Published online by Cambridge University Press: 01 January 2020
Some interpret Reid's notion of a moral sense as merely analogical. Others understand it as a species of acquired perception. To understand Reid's account of the moral sense, we must draw from his theory of perception and his theory of aesthetic experience, each of which illuminate the nature and operation of the moral faculty. I argue that, on Reid's view, the moral faculty is neither affective nor rational, but representational.

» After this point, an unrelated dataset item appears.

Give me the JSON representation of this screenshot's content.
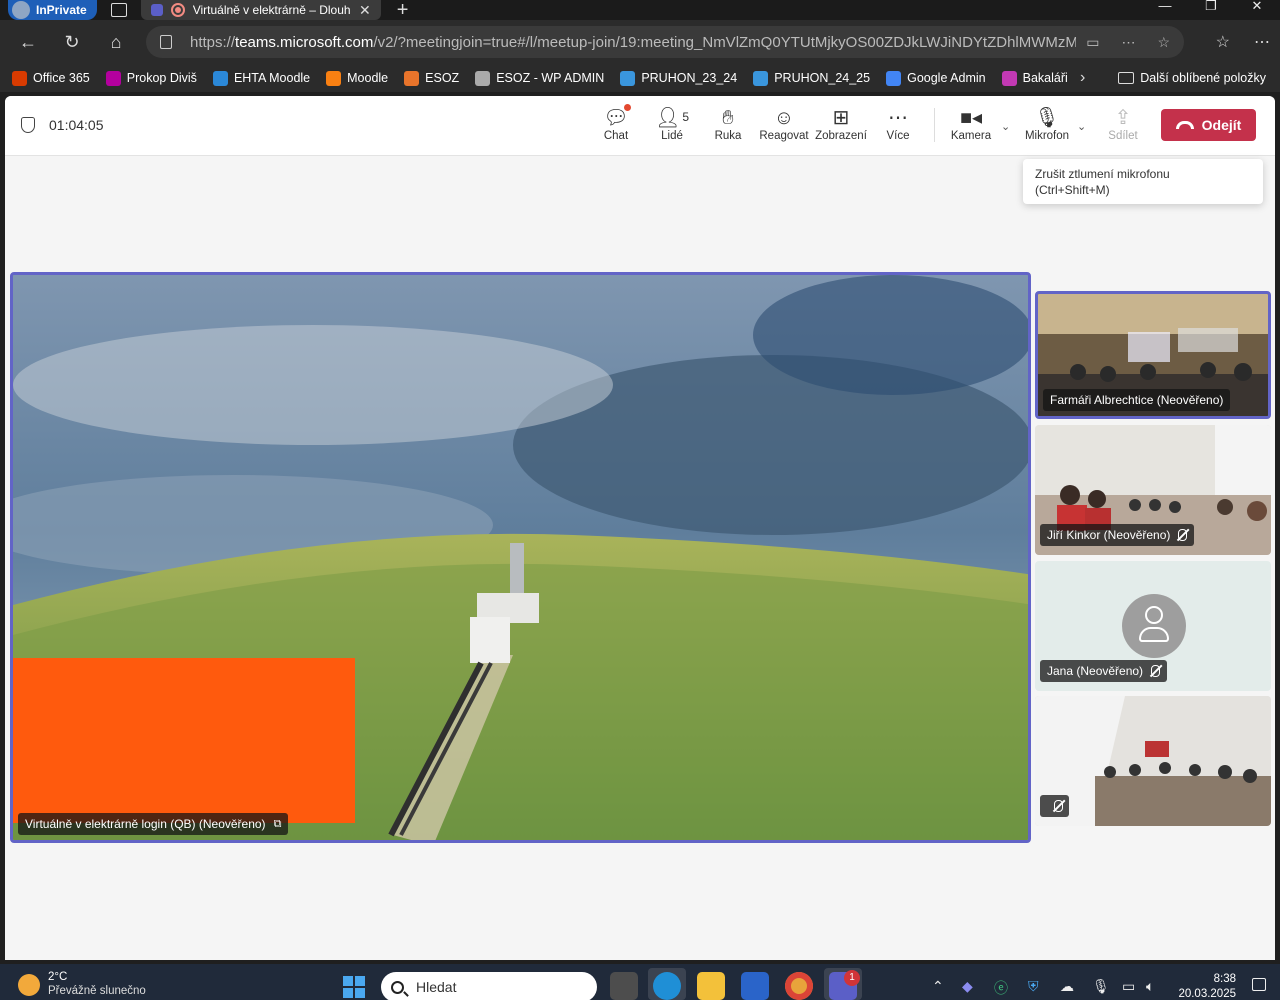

It is a discrete, basic, capacity for representing the real moral properties of humans and human conduct.